“impact adversely on the financial position of the public sector”.

He said:

“the evidence for such gains is mixed and representations that you have received provide no evidence to quantify such benefits”.

He also said:

“There is every likelihood of such judicial review proceedings being commenced.”

The system was a complete Horlicks, and that is why we abolished it.

My right hon. Friend is right: the diversity of local government in England is very important, and there is no “one size fits all” solution. Does he accept, however, that it was the last Conservative Government who introduced unitary authorities in the first place, and that Wiltshire has been praised by my noble Friend Lord Heseltine for getting rid of five dual-tier district authorities and replacing them with one, thereby saving an enormous amount of money, keeping the council tax frozen, and getting rid of large layers of bureaucracy in the process?

I am glad to hear that my hon. Friend is at one with his local council. Of course I am not opposed to unitary authorities; what I am opposed to is the imposition on local authorities, from the centre, of costly reorganisations I am urging authorities, particularly small district authorities, to start to work together, to merge not just back-office but front-office functions, and to provide a much better deal for their people.

What is the Secretary of State’s problem? Fewer politicians, fewer chief executives, fewer local government press officers—why does he not just get on with it, and actually make some savings that the public will enjoy?

I am sorry that the hon. Gentleman is not at one with his local council. I understand his frustration, but all the improvements that he wants—fewer press officers, fewer officials, lower costs—can be achieved by sensible local authorities that merge their front-office and back-office functions, and I for one would very much welcome that.

Notwithstanding the Secretary of State’s answer to the right hon. Member for Exeter (Mr Bradshaw), will he think again about some of the smaller unitary authorities, which experience real difficulties when demands are placed on them in respect of, for example, social care? If just one child requires 24-hour care, that can throw the entire budget out. Will he consider the need for larger unitary authorities?
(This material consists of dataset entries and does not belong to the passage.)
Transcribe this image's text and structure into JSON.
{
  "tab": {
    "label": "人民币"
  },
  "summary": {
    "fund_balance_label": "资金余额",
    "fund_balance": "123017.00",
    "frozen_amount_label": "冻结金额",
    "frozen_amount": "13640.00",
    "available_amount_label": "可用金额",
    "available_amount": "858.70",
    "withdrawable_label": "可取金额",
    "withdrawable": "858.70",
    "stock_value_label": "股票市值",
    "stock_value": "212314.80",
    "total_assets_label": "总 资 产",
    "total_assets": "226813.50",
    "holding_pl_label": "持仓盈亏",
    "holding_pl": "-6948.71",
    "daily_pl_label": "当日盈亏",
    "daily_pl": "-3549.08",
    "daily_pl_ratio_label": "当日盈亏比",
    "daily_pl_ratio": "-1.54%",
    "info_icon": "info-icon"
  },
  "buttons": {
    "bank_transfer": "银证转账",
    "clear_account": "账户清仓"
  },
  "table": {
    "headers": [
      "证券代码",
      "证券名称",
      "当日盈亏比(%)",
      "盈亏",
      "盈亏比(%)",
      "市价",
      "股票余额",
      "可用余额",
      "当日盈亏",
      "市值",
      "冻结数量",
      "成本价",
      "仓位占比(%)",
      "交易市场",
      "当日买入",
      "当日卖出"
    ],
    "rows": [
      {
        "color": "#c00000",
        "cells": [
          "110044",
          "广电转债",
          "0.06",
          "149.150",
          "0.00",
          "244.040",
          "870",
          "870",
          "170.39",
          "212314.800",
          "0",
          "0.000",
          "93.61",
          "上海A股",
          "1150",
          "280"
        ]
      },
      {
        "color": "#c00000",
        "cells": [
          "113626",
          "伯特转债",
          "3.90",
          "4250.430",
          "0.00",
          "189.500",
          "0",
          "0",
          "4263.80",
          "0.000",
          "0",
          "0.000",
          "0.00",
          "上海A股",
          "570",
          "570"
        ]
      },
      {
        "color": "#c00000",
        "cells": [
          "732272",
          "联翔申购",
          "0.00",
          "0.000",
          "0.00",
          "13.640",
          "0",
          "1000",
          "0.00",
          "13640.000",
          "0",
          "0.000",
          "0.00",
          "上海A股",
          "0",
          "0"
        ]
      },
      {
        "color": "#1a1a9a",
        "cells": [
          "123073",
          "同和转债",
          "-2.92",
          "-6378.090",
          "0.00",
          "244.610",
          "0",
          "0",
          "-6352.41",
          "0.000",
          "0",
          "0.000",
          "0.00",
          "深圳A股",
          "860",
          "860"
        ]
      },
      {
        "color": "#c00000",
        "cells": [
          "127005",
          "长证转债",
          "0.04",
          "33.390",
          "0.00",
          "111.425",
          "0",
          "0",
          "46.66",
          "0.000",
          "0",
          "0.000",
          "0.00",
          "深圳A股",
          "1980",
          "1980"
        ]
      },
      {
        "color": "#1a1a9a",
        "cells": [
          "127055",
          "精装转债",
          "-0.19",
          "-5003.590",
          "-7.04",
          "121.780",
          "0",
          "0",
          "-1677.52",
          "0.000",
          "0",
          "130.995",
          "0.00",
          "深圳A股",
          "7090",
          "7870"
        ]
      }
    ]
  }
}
My hon. Friend makes my point far more eloquently than I could. The problem was that the restructured authorities—one of which would have been Exeter—were too small. They lacked critical mass, and there was a risk that they would be unable to take the necessary steps. It makes much more sense for larger local authorities to deal with matters in a more strategic way, and to work together closely. The days when an authority could rely on having its own chief executive, its own director of social services and its own education director are long gone. Authorities must now look towards merging their functions.